Introverts tend to have a love/hate relationship with networking. Since being an introvert has very little to do with being shy, introverts enjoy meeting new people and making important business connections…to a point

While extroverts find networking exhilarating and energy-boosting, introverts generally have the opposite experience. The longer introverts mix and mingle, the more energy they lose. This can make networking somewhat of a dreadful experience without a good plan. 

Introverted business owners need to network as much as their extroverted counterparts, they just need to do it in a different way. Networking doesn’t require being the center of attention, attending large events, and closing things down at midnight with the big dogs.

On the contrary, introverts may have an easier time making deep and meaningful connections thanks to their preferences. Where extroverts tend to connect with as many people as possible, introverts make connections with fewer people in deeper ways.

If you are an introverted business owner, you’ve likely found yourself completely drained after a networking event, or worse, passing them up to stay home and read a book. Neither is ideal for collaborations. What an introvert needs is a good plan to help maximize your networking experience without needing a week of silence afterward. Consider these dos and don’ts for better networking. 

Do – Choose networking events wisely Don’t – Pretend you’re an extrovert
Do – Get your own lodging Don’t – Forget to schedule downtime
Do – Focus on follow-up networking Don’t – Overthink things 

Choose networking events that matter

There’s no shortage of ways to network. From civic groups, conferences, B2B, and more. Do NOT attend them all. That’s a recipe for disaster. Choose your networking experience wisely. 

Which type of networking makes the most sense for your business needs? Do you need to attract customers, find suppliers, build relationships with colleagues? Choose the events that deliver what you need most so you are invested in the social engagement and less likely to skip it. 

Get your own place 

Extroverts love sharing rooms, cars, or doing anything to keep the fun going. Introverts need a quiet space to rejuvenate and be alone. If possible, secure your own flights, cars, and lodging if you are traveling for networking events. The solitude will make it easier to network and be social. But, if traveling with others is a necessity. Try to get to your private room earlier so you have time to get some time for introspection before heading to the event. 

Connect after the event 

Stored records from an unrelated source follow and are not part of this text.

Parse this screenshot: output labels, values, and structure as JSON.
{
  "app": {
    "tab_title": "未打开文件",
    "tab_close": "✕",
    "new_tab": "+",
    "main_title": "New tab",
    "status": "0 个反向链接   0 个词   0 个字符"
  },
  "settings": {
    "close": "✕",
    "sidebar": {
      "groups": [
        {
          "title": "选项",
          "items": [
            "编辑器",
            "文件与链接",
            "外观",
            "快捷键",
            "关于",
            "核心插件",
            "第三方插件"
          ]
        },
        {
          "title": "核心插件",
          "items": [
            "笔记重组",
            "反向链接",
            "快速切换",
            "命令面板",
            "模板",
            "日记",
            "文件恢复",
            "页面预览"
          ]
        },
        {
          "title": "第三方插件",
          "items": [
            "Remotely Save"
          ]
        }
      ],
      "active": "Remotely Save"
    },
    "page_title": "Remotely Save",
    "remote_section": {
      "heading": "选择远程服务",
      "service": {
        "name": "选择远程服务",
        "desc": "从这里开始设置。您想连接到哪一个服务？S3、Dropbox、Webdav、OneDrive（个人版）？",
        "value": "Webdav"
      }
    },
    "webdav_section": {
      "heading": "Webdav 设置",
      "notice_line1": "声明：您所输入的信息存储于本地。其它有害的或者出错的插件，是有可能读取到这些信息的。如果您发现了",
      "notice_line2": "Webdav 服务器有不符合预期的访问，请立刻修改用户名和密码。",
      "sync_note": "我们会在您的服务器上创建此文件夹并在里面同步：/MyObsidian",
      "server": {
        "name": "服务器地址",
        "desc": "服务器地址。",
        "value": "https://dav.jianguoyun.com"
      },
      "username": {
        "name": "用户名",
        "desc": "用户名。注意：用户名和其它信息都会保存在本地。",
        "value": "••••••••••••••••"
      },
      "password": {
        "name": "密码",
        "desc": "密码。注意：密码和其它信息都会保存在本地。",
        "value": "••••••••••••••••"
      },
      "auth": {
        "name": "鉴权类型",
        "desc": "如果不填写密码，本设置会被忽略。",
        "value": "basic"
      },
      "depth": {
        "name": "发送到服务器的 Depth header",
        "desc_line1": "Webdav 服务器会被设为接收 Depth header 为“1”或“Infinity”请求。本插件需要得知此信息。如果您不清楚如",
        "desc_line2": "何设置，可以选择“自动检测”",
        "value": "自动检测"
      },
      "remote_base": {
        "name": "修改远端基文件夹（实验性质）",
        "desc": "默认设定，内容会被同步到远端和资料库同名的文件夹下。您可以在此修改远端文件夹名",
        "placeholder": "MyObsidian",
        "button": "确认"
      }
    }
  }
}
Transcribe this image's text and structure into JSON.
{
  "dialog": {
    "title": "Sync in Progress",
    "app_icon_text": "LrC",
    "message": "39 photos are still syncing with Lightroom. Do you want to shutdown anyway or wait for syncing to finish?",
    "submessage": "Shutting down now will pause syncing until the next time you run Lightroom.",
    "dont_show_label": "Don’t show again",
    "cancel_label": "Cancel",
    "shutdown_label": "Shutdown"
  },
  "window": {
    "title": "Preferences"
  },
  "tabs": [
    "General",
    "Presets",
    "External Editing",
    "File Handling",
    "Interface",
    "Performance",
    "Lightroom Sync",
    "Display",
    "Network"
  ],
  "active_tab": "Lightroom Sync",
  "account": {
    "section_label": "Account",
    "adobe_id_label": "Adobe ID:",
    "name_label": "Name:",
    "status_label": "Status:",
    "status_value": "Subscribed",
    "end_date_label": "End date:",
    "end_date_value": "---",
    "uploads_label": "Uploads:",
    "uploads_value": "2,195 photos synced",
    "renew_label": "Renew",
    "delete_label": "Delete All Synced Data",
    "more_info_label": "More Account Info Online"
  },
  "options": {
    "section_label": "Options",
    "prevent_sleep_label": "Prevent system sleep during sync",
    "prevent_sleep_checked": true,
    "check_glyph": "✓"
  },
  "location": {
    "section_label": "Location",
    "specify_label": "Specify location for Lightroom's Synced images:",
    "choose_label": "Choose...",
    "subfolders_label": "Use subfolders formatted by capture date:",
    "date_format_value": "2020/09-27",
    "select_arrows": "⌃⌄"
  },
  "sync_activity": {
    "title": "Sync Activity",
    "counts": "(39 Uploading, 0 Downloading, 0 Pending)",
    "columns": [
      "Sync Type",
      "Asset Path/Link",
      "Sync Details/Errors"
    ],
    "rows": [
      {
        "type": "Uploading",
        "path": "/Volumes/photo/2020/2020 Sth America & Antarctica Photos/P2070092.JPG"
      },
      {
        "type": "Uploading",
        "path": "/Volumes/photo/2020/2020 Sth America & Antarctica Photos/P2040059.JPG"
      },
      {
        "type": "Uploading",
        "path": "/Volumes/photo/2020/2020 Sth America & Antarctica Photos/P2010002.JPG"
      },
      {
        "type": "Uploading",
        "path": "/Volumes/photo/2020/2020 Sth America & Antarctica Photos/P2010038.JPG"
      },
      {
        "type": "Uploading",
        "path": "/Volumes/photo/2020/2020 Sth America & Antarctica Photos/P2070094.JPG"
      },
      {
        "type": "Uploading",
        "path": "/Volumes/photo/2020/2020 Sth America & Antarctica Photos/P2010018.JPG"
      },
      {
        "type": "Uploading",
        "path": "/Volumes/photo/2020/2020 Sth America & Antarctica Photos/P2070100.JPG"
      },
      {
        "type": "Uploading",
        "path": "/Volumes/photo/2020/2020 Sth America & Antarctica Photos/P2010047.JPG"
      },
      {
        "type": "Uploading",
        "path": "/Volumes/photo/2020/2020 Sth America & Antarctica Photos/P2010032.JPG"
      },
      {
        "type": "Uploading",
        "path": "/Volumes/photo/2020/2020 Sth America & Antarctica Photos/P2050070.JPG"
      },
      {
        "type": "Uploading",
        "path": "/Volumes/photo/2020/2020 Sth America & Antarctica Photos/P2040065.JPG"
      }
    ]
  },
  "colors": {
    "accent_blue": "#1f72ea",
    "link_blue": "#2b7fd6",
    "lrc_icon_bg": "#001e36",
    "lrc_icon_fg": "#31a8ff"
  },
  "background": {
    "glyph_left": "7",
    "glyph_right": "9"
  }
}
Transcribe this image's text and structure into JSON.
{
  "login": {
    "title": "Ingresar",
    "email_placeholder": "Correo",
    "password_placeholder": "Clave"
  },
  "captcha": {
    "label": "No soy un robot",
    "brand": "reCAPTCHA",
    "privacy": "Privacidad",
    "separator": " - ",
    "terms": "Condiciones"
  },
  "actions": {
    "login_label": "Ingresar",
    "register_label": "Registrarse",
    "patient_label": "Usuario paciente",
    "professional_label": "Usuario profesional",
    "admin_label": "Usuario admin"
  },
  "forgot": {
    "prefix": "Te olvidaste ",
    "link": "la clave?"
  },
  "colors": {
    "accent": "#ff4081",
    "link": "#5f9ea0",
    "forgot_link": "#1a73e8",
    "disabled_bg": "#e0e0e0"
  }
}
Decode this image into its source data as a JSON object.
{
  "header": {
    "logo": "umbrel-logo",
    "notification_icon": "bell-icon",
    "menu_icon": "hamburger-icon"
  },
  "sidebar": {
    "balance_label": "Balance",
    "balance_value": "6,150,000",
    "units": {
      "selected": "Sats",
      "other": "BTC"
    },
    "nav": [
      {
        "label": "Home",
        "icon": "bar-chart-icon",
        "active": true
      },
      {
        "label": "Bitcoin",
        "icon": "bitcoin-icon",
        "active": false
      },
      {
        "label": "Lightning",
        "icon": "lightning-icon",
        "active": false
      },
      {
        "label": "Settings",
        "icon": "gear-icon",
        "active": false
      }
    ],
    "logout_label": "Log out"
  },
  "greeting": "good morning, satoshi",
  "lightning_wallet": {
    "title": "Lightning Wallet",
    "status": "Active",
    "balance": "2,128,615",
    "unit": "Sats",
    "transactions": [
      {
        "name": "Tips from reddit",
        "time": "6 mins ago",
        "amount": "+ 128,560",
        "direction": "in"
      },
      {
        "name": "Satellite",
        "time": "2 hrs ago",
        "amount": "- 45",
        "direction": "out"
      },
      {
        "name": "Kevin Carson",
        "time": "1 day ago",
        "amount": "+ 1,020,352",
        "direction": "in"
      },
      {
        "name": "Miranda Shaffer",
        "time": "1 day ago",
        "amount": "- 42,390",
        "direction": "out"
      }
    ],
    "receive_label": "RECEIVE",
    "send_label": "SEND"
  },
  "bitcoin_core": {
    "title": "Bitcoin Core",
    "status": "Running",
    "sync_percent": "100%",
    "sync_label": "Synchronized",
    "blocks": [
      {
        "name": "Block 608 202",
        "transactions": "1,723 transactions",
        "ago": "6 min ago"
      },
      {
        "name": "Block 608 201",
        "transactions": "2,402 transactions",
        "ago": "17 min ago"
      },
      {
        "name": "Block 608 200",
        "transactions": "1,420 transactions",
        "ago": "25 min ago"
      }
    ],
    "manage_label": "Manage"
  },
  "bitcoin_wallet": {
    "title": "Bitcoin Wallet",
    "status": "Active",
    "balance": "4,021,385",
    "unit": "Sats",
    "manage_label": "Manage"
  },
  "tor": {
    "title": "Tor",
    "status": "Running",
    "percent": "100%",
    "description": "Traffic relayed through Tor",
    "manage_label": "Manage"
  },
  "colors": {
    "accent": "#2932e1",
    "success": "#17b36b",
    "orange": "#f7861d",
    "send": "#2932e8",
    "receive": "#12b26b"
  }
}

One of the easiest ways to network is through follow-up. Connecting with people after an event makes it easier to have a distraction-free conversation. Collecting contacts at events and following up one-on-one is a very effective way to stand out. Be sure to keep those contacts organized. While at the event use a notebook to jot down what you remember or talked about with the person (write down their name, too)  on the other side of that business card. 

Don’t send mixed signals

Be yourself. You may feel compelled to “fake it till you make it” when it comes to networking. To suck it up and attend every event and act like you’re having the time of your life. This may give the wrong signal to people who are attracted to your energy only to discover down the line you are, in fact, an introvert. Be confident in your communication style and don’t try to overcompensate at events. 

Schedule time alone

It may seem like it’s a waste of time to step away from the excitement (and opportunities) at a networking event, but it’s important for introverts to get downtime. Whether it’s taking a 20-minute break in your car or hotel room, eating a meal alone, or going for a run, the downtime will give you the energy to keep networking. Also, schedule a day off (at least a half-day) after big networking events to allow yourself time for quiet and regain energy. 

Don’t worry about it

Introverts process internally which can lead to loops in thinking. If networking is a chore it’s easy to believe you’re not doing it right. Networking isn’t about becoming the darling of the group. It’s about making meaningful and mutually beneficial connections for your business. Don’t overthink things, do your best and have fun. 

The Bottom Line

So, for those who are introverts, you may burst into a cold sweat at the idea of attending a networking event. Or, if your internal groan starts in the parking lot and gets louder as the event continues…. consider that if you choose your path wisely, plan accordingly, and bake in time alone, you may find yourself networking like an extrovert without any of the disadvantages.